Why would I say such a thing? Well, let’s take a look at this term, “radical Islam”, and see what it means. If you leave out sites that have an obvious axe to grind, there’s not much on the internet concerning its meaning. I could find only one unbiased option, The Free Dictionary, which defines it as, “An Islamic revivalist movement, often characterized by moral conservatism, literalism, and the attempt to implement Islamic values in all spheres of life.” 

So, is there a strain of Christianity in America that could be characterized by “moral conservatism, literalism, and the attempt to implement (its) values in all spheres of life”? Maybe a group that constantly shouts about “religious freedom” because people they’ve spent years demonizing and pushing to the margins is now beginning to be treated as equal citizens? Or, even human beings, for that matter.  The answer is, of course, yes. And, you don’t have to look very far to find it.

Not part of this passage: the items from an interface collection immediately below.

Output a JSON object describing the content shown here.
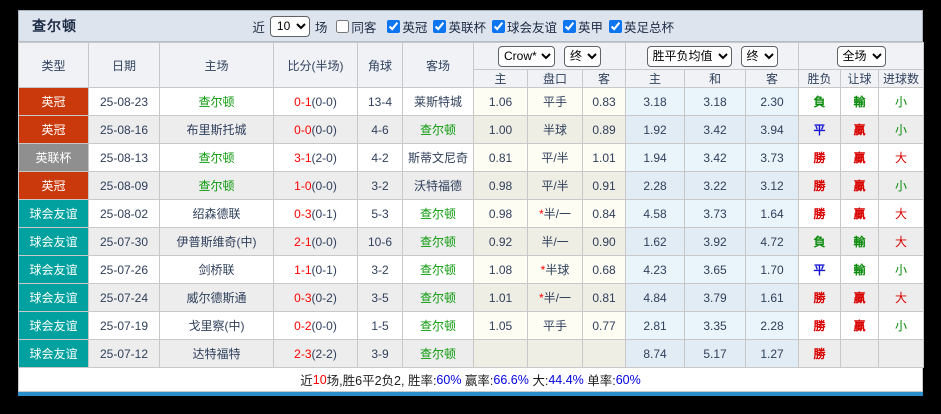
{
  "colors": {
    "toolbar_bg": "#dee4ed",
    "header_bg": "#f1f2f6",
    "text": "#30405c",
    "league_red": "#c9390b",
    "league_gray": "#8f8f8f",
    "league_teal": "#00a19e",
    "team_green": "#0c9a0c",
    "score_red": "#ff0000",
    "result_red": "#d90000",
    "result_green": "#0a8a0a",
    "result_blue": "#1414d2",
    "summary_blue": "#0000e0",
    "bluebar": "#2a8ecb"
  },
  "toolbar": {
    "title": "查尔顿",
    "near_label": "近",
    "matches_selected": "10",
    "matches_label": "场",
    "same_away_label": "同客",
    "same_away_checked": false,
    "leagues": [
      {
        "label": "英冠",
        "checked": true
      },
      {
        "label": "英联杯",
        "checked": true
      },
      {
        "label": "球会友谊",
        "checked": true
      },
      {
        "label": "英甲",
        "checked": true
      },
      {
        "label": "英足总杯",
        "checked": true
      }
    ]
  },
  "header": {
    "left_columns": [
      "类型",
      "日期",
      "主场",
      "比分(半场)",
      "角球",
      "客场"
    ],
    "selects": {
      "bookmaker": "Crow*",
      "bookmaker_state": "终",
      "avg": "胜平负均值",
      "avg_state": "终",
      "scope": "全场"
    },
    "odds_columns": [
      "主",
      "盘口",
      "客"
    ],
    "avg_columns": [
      "主",
      "和",
      "客"
    ],
    "result_columns": [
      "胜负",
      "让球",
      "进球数"
    ]
  },
  "rows": [
    {
      "type": {
        "text": "英冠",
        "cls": "lg-red"
      },
      "date": "25-08-23",
      "home": {
        "text": "查尔顿",
        "green": true
      },
      "score": "0-1",
      "half": "(0-0)",
      "corner": "13-4",
      "away": {
        "text": "莱斯特城",
        "green": false
      },
      "odds_home": "1.06",
      "handicap": {
        "star": false,
        "text": "平手"
      },
      "odds_away": "0.83",
      "avg_home": "3.18",
      "avg_draw": "3.18",
      "avg_away": "2.30",
      "outcome": {
        "text": "負",
        "cls": "g"
      },
      "handicap_result": {
        "text": "輸",
        "cls": "g"
      },
      "goals": {
        "text": "小",
        "cls": "g"
      }
    },
    {
      "type": {
        "text": "英冠",
        "cls": "lg-red"
      },
      "date": "25-08-16",
      "home": {
        "text": "布里斯托城",
        "green": false
      },
      "score": "0-0",
      "half": "(0-0)",
      "corner": "4-6",
      "away": {
        "text": "查尔顿",
        "green": true
      },
      "odds_home": "1.00",
      "handicap": {
        "star": false,
        "text": "半球"
      },
      "odds_away": "0.89",
      "avg_home": "1.92",
      "avg_draw": "3.42",
      "avg_away": "3.94",
      "outcome": {
        "text": "平",
        "cls": "b"
      },
      "handicap_result": {
        "text": "贏",
        "cls": "r"
      },
      "goals": {
        "text": "小",
        "cls": "g"
      }
    },
    {
      "type": {
        "text": "英联杯",
        "cls": "lg-gray"
      },
      "date": "25-08-13",
      "home": {
        "text": "查尔顿",
        "green": true
      },
      "score": "3-1",
      "half": "(2-0)",
      "corner": "4-2",
      "away": {
        "text": "斯蒂文尼奇",
        "green": false
      },
      "odds_home": "0.81",
      "handicap": {
        "star": false,
        "text": "平/半"
      },
      "odds_away": "1.01",
      "avg_home": "1.94",
      "avg_draw": "3.42",
      "avg_away": "3.73",
      "outcome": {
        "text": "勝",
        "cls": "r"
      },
      "handicap_result": {
        "text": "贏",
        "cls": "r"
      },
      "goals": {
        "text": "大",
        "cls": "r"
      }
    },
    {
      "type": {
        "text": "英冠",
        "cls": "lg-red"
      },
      "date": "25-08-09",
      "home": {
        "text": "查尔顿",
        "green": true
      },
      "score": "1-0",
      "half": "(0-0)",
      "corner": "3-2",
      "away": {
        "text": "沃特福德",
        "green": false
      },
      "odds_home": "0.98",
      "handicap": {
        "star": false,
        "text": "平/半"
      },
      "odds_away": "0.91",
      "avg_home": "2.28",
      "avg_draw": "3.22",
      "avg_away": "3.12",
      "outcome": {
        "text": "勝",
        "cls": "r"
      },
      "handicap_result": {
        "text": "贏",
        "cls": "r"
      },
      "goals": {
        "text": "小",
        "cls": "g"
      }
    },
    {
      "type": {
        "text": "球会友谊",
        "cls": "lg-teal"
      },
      "date": "25-08-02",
      "home": {
        "text": "绍森德联",
        "green": false
      },
      "score": "0-3",
      "half": "(0-1)",
      "corner": "5-3",
      "away": {
        "text": "查尔顿",
        "green": true
      },
      "odds_home": "0.98",
      "handicap": {
        "star": true,
        "text": "半/一"
      },
      "odds_away": "0.84",
      "avg_home": "4.58",
      "avg_draw": "3.73",
      "avg_away": "1.64",
      "outcome": {
        "text": "勝",
        "cls": "r"
      },
      "handicap_result": {
        "text": "贏",
        "cls": "r"
      },
      "goals": {
        "text": "大",
        "cls": "r"
      }
    },
    {
      "type": {
        "text": "球会友谊",
        "cls": "lg-teal"
      },
      "date": "25-07-30",
      "home": {
        "text": "伊普斯维奇(中)",
        "green": false
      },
      "score": "2-1",
      "half": "(0-0)",
      "corner": "10-6",
      "away": {
        "text": "查尔顿",
        "green": true
      },
      "odds_home": "0.92",
      "handicap": {
        "star": false,
        "text": "半/一"
      },
      "odds_away": "0.90",
      "avg_home": "1.62",
      "avg_draw": "3.92",
      "avg_away": "4.72",
      "outcome": {
        "text": "負",
        "cls": "g"
      },
      "handicap_result": {
        "text": "輸",
        "cls": "g"
      },
      "goals": {
        "text": "大",
        "cls": "r"
      }
    },
    {
      "type": {
        "text": "球会友谊",
        "cls": "lg-teal"
      },
      "date": "25-07-26",
      "home": {
        "text": "剑桥联",
        "green": false
      },
      "score": "1-1",
      "half": "(0-1)",
      "corner": "3-2",
      "away": {
        "text": "查尔顿",
        "green": true
      },
      "odds_home": "1.08",
      "handicap": {
        "star": true,
        "text": "半球"
      },
      "odds_away": "0.68",
      "avg_home": "4.23",
      "avg_draw": "3.65",
      "avg_away": "1.70",
      "outcome": {
        "text": "平",
        "cls": "b"
      },
      "handicap_result": {
        "text": "輸",
        "cls": "g"
      },
      "goals": {
        "text": "小",
        "cls": "g"
      }
    },
    {
      "type": {
        "text": "球会友谊",
        "cls": "lg-teal"
      },
      "date": "25-07-24",
      "home": {
        "text": "威尔德斯通",
        "green": false
      },
      "score": "0-3",
      "half": "(0-2)",
      "corner": "3-5",
      "away": {
        "text": "查尔顿",
        "green": true
      },
      "odds_home": "1.01",
      "handicap": {
        "star": true,
        "text": "半/一"
      },
      "odds_away": "0.81",
      "avg_home": "4.84",
      "avg_draw": "3.79",
      "avg_away": "1.61",
      "outcome": {
        "text": "勝",
        "cls": "r"
      },
      "handicap_result": {
        "text": "贏",
        "cls": "r"
      },
      "goals": {
        "text": "大",
        "cls": "r"
      }
    },
    {
      "type": {
        "text": "球会友谊",
        "cls": "lg-teal"
      },
      "date": "25-07-19",
      "home": {
        "text": "戈里察(中)",
        "green": false
      },
      "score": "0-2",
      "half": "(0-0)",
      "corner": "1-5",
      "away": {
        "text": "查尔顿",
        "green": true
      },
      "odds_home": "1.05",
      "handicap": {
        "star": false,
        "text": "平手"
      },
      "odds_away": "0.77",
      "avg_home": "2.81",
      "avg_draw": "3.35",
      "avg_away": "2.28",
      "outcome": {
        "text": "勝",
        "cls": "r"
      },
      "handicap_result": {
        "text": "贏",
        "cls": "r"
      },
      "goals": {
        "text": "小",
        "cls": "g"
      }
    },
    {
      "type": {
        "text": "球会友谊",
        "cls": "lg-teal"
      },
      "date": "25-07-12",
      "home": {
        "text": "达特福特",
        "green": false
      },
      "score": "2-3",
      "half": "(2-2)",
      "corner": "3-9",
      "away": {
        "text": "查尔顿",
        "green": true
      },
      "odds_home": "",
      "handicap": {
        "star": false,
        "text": ""
      },
      "odds_away": "",
      "avg_home": "8.74",
      "avg_draw": "5.17",
      "avg_away": "1.27",
      "outcome": {
        "text": "勝",
        "cls": "r"
      },
      "handicap_result": {
        "text": "",
        "cls": ""
      },
      "goals": {
        "text": "",
        "cls": ""
      }
    }
  ],
  "summary": {
    "segments": [
      {
        "text": "近",
        "cls": "d"
      },
      {
        "text": "10",
        "cls": "s-red"
      },
      {
        "text": "场,胜6平2负2, 胜率:",
        "cls": "d"
      },
      {
        "text": "60%",
        "cls": "s-blue"
      },
      {
        "text": " 赢率:",
        "cls": "d"
      },
      {
        "text": "66.6%",
        "cls": "s-blue"
      },
      {
        "text": " 大:",
        "cls": "d"
      },
      {
        "text": "44.4%",
        "cls": "s-blue"
      },
      {
        "text": " 单率:",
        "cls": "d"
      },
      {
        "text": "60%",
        "cls": "s-blue"
      }
    ]
  }
}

Within hours of the news, a number of “Christian pastors” publicly celebrated what happened in that nightclub. In several cases, their message was almost identical, referring to the victims as “predators”, “pedophiles” and “sodomites” and saying that Orlando was safer with these people gone. Yes, beloved, you read that right: men who claim to be ministers of the Gospel praised the deaths of 49 children of God.

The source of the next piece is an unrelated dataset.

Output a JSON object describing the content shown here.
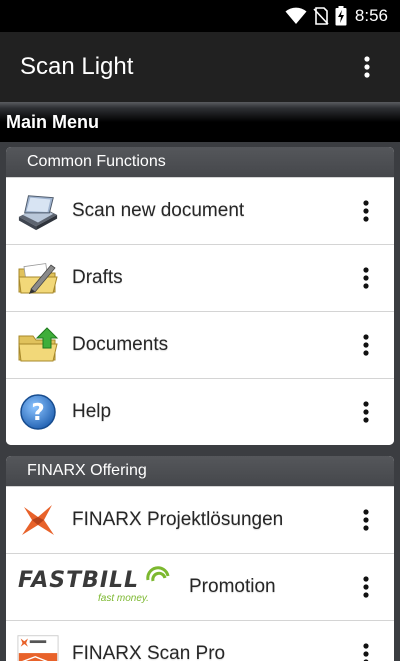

By any stretch of the imagination, what these preachers have said is no different from the words of Muslim fundamentalists who say that LGBT people should be put to death. One of these “radical Islamists”, Farrokh Sekaleshfar, said, “We have to have that compassion for people. With homosexuals, it’s the same. Out of compassion, let’s get rid of them now.” So, if men like Sekaleshfar “radical Islamists”, why aren’t Christians who praise the death of so many people who are LGBTQ “radical Christians”?

Maybe it’s because the phrase “radical Islam” really means “Islam in general”. All too many people in this country have a skewed view of Islam and it’s not good. Mention “peace” and “Islam” in the same breath around some folks and you’ll get an earful. More than likely, they won’t bother with the qualifier “radical”. And, let’s not forget that old stand by, “Not all Muslims are terrorists, but most terrorists are Muslims.” (hint: they aren’t)

But, I can understand the Republican’s desperation to make Orlando about “radical Islam” even though we can’t find any link to ISIS. Times are changing and this kind of rabid anti-LGBT sentiment is quickly becoming a millstone around the neck of anyone running for office. But, unfortunately for the GOP, what happened in Orlando isn’t about Islam, radical or otherwise. No, it can only be laid squarely at the feet of Christianity. And, if we’re being honest, not just the “radical” kind.